Unlike easyJet, which was based on Southwest Airlines, easyGroup was more of a pioneer in Internet cafes. This is reflected in the evolution of the cafi?? concept through at least three generations – from the very large stores in the beginning with assistance to the smaller no-frills stores, to something more like a kiosk concept. Cafes differed dramatically from airlines in how flexible and re-deployable the assets are. Thus, while an airline can shift planes away from bad routes and toward goods ones, a cafi?? is stuck with the location that it has either leased or bought.
There are other differences between the businesses, specifically in how the yield model works.
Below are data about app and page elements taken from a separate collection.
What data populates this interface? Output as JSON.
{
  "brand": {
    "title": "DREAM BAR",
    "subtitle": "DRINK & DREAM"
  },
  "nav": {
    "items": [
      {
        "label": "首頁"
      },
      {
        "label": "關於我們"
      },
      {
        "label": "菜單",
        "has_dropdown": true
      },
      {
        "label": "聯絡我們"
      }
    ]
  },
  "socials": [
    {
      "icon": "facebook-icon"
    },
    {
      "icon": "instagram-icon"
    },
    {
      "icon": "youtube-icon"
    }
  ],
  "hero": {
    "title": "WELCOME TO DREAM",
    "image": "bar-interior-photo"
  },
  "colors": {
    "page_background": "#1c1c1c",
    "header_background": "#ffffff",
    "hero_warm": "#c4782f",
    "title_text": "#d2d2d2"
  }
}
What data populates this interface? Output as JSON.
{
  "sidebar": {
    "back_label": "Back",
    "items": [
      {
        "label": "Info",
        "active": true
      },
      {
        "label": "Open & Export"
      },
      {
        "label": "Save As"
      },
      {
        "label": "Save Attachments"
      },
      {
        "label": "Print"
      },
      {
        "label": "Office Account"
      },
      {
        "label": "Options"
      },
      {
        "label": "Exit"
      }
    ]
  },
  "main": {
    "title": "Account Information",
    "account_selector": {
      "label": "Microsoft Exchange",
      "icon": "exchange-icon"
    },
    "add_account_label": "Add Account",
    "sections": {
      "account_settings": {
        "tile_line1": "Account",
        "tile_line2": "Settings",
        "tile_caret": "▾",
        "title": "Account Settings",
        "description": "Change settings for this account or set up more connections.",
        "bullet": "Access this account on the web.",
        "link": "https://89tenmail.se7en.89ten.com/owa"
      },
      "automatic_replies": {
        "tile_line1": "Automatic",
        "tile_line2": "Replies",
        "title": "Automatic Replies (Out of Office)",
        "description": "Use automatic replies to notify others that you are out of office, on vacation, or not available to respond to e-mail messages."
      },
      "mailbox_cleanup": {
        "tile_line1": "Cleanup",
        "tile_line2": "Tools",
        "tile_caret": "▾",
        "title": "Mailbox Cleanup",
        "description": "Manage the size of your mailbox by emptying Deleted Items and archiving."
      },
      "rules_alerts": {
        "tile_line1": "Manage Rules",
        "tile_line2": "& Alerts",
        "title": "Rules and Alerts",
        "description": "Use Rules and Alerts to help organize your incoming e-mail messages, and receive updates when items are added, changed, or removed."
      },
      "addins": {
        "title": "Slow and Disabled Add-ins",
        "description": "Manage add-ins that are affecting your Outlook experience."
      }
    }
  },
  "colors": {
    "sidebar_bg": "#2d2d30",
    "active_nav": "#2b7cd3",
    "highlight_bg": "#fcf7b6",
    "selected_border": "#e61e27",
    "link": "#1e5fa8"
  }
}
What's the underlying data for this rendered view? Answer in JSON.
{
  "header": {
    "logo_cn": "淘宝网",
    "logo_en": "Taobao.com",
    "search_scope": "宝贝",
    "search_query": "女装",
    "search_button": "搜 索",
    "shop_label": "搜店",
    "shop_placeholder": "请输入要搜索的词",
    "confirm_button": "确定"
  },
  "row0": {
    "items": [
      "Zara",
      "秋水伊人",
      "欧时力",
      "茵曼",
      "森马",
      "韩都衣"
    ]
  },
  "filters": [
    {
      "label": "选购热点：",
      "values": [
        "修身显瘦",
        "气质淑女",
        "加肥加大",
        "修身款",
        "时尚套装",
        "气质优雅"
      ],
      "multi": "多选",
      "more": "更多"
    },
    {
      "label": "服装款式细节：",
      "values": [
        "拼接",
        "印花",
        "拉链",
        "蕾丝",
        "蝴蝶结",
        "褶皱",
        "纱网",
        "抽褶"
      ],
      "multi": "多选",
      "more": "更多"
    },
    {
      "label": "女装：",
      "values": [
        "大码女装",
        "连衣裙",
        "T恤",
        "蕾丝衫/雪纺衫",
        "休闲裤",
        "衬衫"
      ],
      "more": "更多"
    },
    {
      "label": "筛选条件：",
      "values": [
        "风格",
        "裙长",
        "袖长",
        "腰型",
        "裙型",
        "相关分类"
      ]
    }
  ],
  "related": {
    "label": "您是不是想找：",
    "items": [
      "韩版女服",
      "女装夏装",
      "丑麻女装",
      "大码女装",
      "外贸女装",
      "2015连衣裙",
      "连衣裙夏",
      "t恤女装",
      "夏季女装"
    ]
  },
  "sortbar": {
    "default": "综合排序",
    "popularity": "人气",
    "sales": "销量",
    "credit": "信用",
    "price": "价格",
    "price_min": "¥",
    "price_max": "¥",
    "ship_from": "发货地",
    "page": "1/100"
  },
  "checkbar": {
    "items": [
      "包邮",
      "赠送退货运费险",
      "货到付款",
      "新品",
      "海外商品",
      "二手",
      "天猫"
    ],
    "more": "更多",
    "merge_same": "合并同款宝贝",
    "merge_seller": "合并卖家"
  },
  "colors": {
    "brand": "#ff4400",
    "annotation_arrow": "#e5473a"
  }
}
Internet use is a low-cost item compared to an airline ticket. Thus, consumers are likely not as price sensitive. Tourists likely make their consumption decision differently as well. With an airline ticket, there is usually considerable planning and comparison involved in choosing a flight. In contrast, a tourist is likely to drop into the first available or most convenient Internet cafi?? without searching for the best deal. What do you think of the easyCar concept?
Will it make money for easyGroup? easyCar looks much more like easyJet than easyInternetcafe. It uses Internet booking along with the yield management and dynamic pricing. The use of one model of Mercedes was similar to the airlines use of Boeing 737s. easyCar has also done some innovative things designed to both cut costs and increase utilization. Having customers provide their own fuel and clean their own cars were good ways to both cut costs and increase utilization. The alliance with car park owners was another innovative way to keep costs low.